This is most unfortunate, because as St. Padre Pio said, “It is easier for the earth to exist without the sun than without the Holy Sacrifice of the Mass.”

As far as reception of the Holy Eucharist, even a secular newspaper, The Washington Times, ran an article that stated, “It would be, as a matter of faith, impossible for the virus to spread through the bread and wine.”

If they do not allow indoor Mass, bishops must permit outdoor celebration of the Mass.

During the 1918 Spanish Flu pandemic, when local authorities closed church buildings and other venues, Catholic churches still celebrated mass outdoors. This is documented in a paper on the pandemic in Maine.
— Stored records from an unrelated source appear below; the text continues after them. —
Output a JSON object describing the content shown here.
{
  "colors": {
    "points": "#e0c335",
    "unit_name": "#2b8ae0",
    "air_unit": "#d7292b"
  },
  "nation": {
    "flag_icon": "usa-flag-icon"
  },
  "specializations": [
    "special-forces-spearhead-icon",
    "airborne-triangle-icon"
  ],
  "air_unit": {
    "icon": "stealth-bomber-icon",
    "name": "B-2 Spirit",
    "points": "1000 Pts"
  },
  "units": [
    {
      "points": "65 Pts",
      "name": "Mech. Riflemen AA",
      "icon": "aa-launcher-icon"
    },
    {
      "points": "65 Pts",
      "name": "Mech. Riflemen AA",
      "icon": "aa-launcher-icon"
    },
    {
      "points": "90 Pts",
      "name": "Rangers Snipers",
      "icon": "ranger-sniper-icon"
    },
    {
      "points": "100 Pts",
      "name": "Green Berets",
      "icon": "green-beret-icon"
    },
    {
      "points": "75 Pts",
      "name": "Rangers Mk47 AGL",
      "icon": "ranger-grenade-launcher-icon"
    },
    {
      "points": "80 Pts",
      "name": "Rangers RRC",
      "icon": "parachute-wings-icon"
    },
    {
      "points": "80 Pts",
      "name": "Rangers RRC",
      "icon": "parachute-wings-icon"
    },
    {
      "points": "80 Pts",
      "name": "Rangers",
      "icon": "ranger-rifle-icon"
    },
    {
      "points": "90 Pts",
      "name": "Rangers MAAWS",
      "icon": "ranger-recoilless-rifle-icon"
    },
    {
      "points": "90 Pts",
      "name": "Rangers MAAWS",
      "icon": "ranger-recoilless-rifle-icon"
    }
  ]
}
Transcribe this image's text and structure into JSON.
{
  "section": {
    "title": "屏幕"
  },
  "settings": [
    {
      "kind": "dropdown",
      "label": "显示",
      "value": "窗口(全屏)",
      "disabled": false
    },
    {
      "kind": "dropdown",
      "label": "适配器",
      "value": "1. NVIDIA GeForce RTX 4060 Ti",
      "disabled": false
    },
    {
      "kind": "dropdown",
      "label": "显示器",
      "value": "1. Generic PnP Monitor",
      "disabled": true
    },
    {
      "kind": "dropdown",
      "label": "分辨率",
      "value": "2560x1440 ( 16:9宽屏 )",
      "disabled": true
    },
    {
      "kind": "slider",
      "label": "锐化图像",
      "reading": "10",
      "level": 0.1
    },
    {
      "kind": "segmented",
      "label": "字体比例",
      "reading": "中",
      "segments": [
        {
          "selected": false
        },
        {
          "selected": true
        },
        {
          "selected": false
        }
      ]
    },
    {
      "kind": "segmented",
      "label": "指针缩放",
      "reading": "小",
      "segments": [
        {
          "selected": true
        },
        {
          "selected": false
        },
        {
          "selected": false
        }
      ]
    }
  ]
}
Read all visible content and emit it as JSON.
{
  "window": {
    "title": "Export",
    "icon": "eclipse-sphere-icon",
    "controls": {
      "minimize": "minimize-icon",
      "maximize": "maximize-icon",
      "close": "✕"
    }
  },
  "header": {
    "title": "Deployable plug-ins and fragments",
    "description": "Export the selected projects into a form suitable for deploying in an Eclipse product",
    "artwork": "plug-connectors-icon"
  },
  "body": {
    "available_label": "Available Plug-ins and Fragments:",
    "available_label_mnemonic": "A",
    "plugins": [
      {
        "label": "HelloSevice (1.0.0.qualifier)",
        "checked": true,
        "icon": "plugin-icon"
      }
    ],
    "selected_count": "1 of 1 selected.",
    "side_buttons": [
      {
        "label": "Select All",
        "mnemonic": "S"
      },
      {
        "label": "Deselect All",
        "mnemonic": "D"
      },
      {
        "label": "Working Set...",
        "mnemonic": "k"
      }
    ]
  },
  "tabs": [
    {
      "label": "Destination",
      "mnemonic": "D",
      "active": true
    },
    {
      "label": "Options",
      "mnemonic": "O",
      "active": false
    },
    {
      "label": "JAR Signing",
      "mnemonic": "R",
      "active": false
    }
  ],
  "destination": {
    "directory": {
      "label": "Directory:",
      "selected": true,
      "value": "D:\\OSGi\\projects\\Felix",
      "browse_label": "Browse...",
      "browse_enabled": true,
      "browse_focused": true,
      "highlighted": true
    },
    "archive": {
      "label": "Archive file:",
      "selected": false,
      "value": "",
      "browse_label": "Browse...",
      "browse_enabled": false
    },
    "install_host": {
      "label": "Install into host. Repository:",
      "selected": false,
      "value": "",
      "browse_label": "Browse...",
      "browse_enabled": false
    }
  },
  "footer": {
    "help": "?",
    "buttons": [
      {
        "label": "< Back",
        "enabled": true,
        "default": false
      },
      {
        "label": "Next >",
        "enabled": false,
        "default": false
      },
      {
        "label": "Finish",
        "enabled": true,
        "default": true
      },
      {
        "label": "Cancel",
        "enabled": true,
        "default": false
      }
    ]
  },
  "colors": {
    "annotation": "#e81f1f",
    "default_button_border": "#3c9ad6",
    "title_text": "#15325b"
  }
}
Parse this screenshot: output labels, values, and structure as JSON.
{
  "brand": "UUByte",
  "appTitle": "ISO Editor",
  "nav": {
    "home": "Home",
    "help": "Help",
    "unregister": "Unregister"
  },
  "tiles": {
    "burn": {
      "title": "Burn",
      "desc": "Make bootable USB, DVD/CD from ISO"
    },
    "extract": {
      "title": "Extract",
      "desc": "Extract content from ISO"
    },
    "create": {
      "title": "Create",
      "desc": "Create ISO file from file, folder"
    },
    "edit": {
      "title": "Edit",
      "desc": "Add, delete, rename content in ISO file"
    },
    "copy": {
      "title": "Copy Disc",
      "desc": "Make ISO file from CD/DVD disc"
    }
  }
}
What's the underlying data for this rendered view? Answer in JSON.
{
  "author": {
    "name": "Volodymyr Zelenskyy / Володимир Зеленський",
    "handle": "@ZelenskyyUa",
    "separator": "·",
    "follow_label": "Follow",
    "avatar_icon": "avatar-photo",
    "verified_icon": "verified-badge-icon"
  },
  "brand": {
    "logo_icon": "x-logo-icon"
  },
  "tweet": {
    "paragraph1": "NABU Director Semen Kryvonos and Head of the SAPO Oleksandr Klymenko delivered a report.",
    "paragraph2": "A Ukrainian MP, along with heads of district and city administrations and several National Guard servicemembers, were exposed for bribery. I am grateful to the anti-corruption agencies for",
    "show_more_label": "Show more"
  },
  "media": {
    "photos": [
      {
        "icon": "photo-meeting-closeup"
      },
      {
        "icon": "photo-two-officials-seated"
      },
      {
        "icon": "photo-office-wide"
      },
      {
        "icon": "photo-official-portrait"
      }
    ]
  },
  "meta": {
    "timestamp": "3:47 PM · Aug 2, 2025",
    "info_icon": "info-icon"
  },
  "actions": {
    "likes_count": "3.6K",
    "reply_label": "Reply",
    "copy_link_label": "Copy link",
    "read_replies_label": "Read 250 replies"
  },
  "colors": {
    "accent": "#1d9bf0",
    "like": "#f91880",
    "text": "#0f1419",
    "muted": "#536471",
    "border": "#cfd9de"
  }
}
Following are excerpts:

Saturday, October 5th

By Order of the Board of Health
Thomas Tetreau, MD, Health Officer

All the churches will be closed tomorrow, the masses at the Catholic churches will be held in the open air.  This is the first time this has happened in Maine.

On Saturday morning the Lewiston Board of Health, followed by a conference with Mayor Lemaire in his office, decided it would make no effort to prohibit outdoor masses tomorrow by parishioners of the Catholic churches.

Monday, October 14

Local Lewiston and Auburn physicians are working practically day and night, while the number of people needing their attention steadily grows larger.  Not only are the doctors overworked, but it is impossible to find help for affected homes where it is needed.  Whole families are ill with the disease, with no one to care for them. 

All of the Catholic churches of Lewiston held indoor services yesterday, disregarding the closing order of the board of health.

Out of door services were held by the Catholic church in Auburn, in compliance with a request of the Auburn Board of Health. 

Monday, October 21

In accordance with an order issued by the Board of Health and approved by Associate Supreme Court Justice Scott Wilson, all of the churches in Lewiston remained closed Sunday on account of the epidemic of influenza.  Out of door masses were held by the Catholic churches.  A week ago all Catholic churches in Lewiston held indoor services, disregarding the health board’s order.

As one priest recently declared, “Will I close this church, will I lock these doors? So long as it is in my power, we will not. They’ll have to step over my cold dead coronavirus corpse and pry the keys of the church out of my cold dead fingers before I will willingly lock these doors…And if in fact we should be forced to shut out of obedience, we’ll find a way and a place.”

%d bloggers like this: